This week’s guest commentary comes from Peter Peeters of the Christian Farmers Federation of Ontario
For the first time in over fifty years, rural Ontarians are not represented by the reigning political party. In the most recent election, rural ridings did not play a role in the final result. Urban Ontario alone decided the outcome of the election. Rural Ontario does not have the clout that was held even twenty years ago. You may not like the fact, but it is the new reality.
What does this new reality mean for farm organizations such as the CFFO? We need to adapt our strategies and policies to capture the interest of the decision makers. Protests are not likely to work in this political climate. The Premier and her caucus can quite easily ignore our concerns and complaints if they want. It’s time to adjust how we tackle the issues and how we communicate and work with the politically more powerful, non-farming population.

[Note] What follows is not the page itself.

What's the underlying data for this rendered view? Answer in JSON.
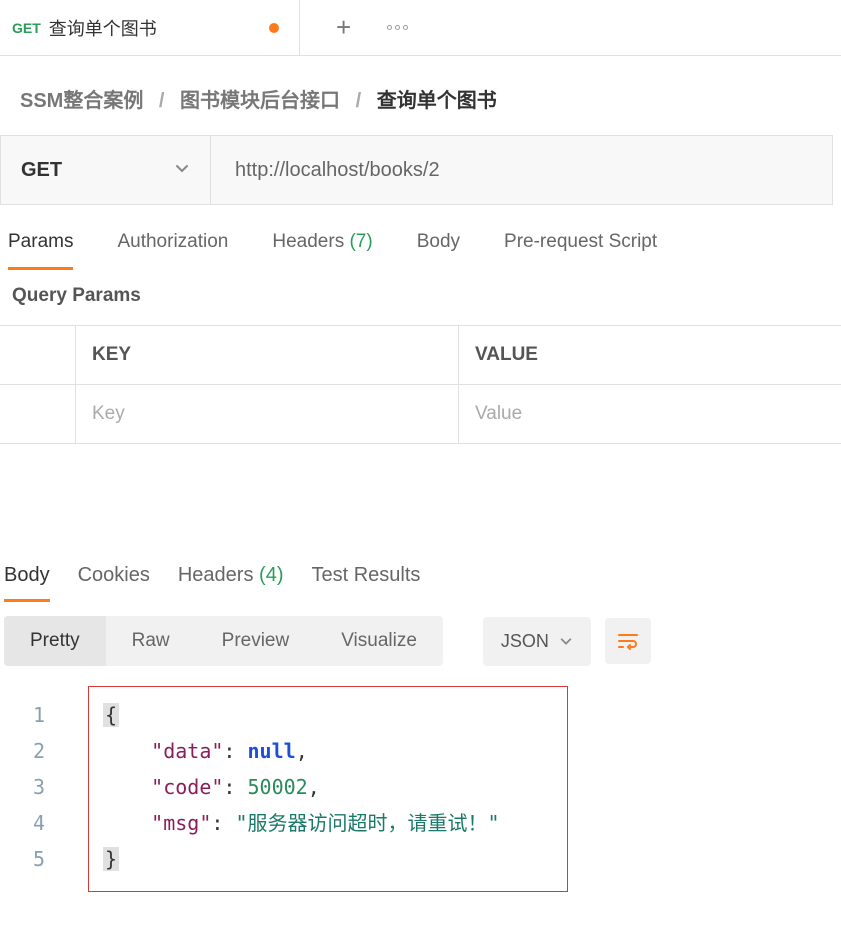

There is an old saying that you catch more flies with honey than vinegar. We need to take this to heart. Instead of approaching politicians with a fiery attitude and raised fist, we need to take a gentler and more cooperative approach. We need to bring our issues to the table backed with scientific facts and figures, presenting the problems and solutions as a package. If we are adversarial to the government we will lose. They are Goliath and we are David without a slingshot.

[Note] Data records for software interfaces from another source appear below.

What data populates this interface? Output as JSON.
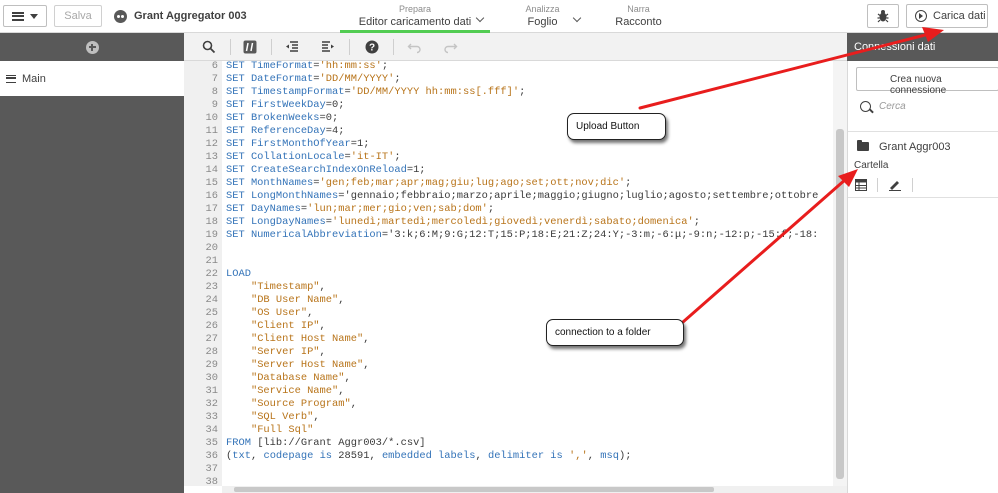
{
  "topbar": {
    "save_label": "Salva",
    "app_title": "Grant Aggregator 003",
    "nav": [
      {
        "small": "Prepara",
        "big": "Editor caricamento dati"
      },
      {
        "small": "Analizza",
        "big": "Foglio"
      },
      {
        "small": "Narra",
        "big": "Racconto"
      }
    ],
    "load_label": "Carica dati",
    "accent_color": "#52cc52"
  },
  "sidebar": {
    "section_label": "Main"
  },
  "editor": {
    "lines": [
      {
        "n": "6",
        "text": "SET TimeFormat='hh:mm:ss';"
      },
      {
        "n": "7",
        "text": "SET DateFormat='DD/MM/YYYY';"
      },
      {
        "n": "8",
        "text": "SET TimestampFormat='DD/MM/YYYY hh:mm:ss[.fff]';"
      },
      {
        "n": "9",
        "text": "SET FirstWeekDay=0;"
      },
      {
        "n": "10",
        "text": "SET BrokenWeeks=0;"
      },
      {
        "n": "11",
        "text": "SET ReferenceDay=4;"
      },
      {
        "n": "12",
        "text": "SET FirstMonthOfYear=1;"
      },
      {
        "n": "13",
        "text": "SET CollationLocale='it-IT';"
      },
      {
        "n": "14",
        "text": "SET CreateSearchIndexOnReload=1;"
      },
      {
        "n": "15",
        "text": "SET MonthNames='gen;feb;mar;apr;mag;giu;lug;ago;set;ott;nov;dic';"
      },
      {
        "n": "16",
        "text": "SET LongMonthNames='gennaio;febbraio;marzo;aprile;maggio;giugno;luglio;agosto;settembre;ottobre"
      },
      {
        "n": "17",
        "text": "SET DayNames='lun;mar;mer;gio;ven;sab;dom';"
      },
      {
        "n": "18",
        "text": "SET LongDayNames='lunedì;martedì;mercoledì;giovedì;venerdì;sabato;domenica';"
      },
      {
        "n": "19",
        "text": "SET NumericalAbbreviation='3:k;6:M;9:G;12:T;15:P;18:E;21:Z;24:Y;-3:m;-6:μ;-9:n;-12:p;-15:f;-18:"
      },
      {
        "n": "20",
        "text": ""
      },
      {
        "n": "21",
        "text": ""
      },
      {
        "n": "22",
        "text": "LOAD"
      },
      {
        "n": "23",
        "text": "    \"Timestamp\","
      },
      {
        "n": "24",
        "text": "    \"DB User Name\","
      },
      {
        "n": "25",
        "text": "    \"OS User\","
      },
      {
        "n": "26",
        "text": "    \"Client IP\","
      },
      {
        "n": "27",
        "text": "    \"Client Host Name\","
      },
      {
        "n": "28",
        "text": "    \"Server IP\","
      },
      {
        "n": "29",
        "text": "    \"Server Host Name\","
      },
      {
        "n": "30",
        "text": "    \"Database Name\","
      },
      {
        "n": "31",
        "text": "    \"Service Name\","
      },
      {
        "n": "32",
        "text": "    \"Source Program\","
      },
      {
        "n": "33",
        "text": "    \"SQL Verb\","
      },
      {
        "n": "34",
        "text": "    \"Full Sql\""
      },
      {
        "n": "35",
        "text": "FROM [lib://Grant Aggr003/*.csv]"
      },
      {
        "n": "36",
        "text": "(txt, codepage is 28591, embedded labels, delimiter is ',', msq);"
      },
      {
        "n": "37",
        "text": ""
      },
      {
        "n": "38",
        "text": ""
      }
    ]
  },
  "connections": {
    "title": "Connessioni dati",
    "new_label": "Crea nuova connessione",
    "search_placeholder": "Cerca",
    "item_name": "Grant Aggr003",
    "item_type": "Cartella"
  },
  "annotations": {
    "upload": "Upload Button",
    "folder": "connection to a folder",
    "arrow_color": "#e81d1d"
  }
}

I am not suggesting that we stop talking to the politicians, that it is a lost cause. What I am saying is that we need to be engaged in dialogues, working together to find policies and programmes that work for farmers and the rest of society, rather than protesting. The current government is providing ample opportunity to farm groups to provide input. But at the same time, just because you have the chance to weigh in on issues doesn’t mean that your opinion will be the winning contribution at the end of the day. Getting angry because you’re not getting your way isn’t helping the cause.
We need to work as a team for the betterment of our industry and our province. Otherwise, we will find out that Ontario won’t pay attention to our opinions anymore.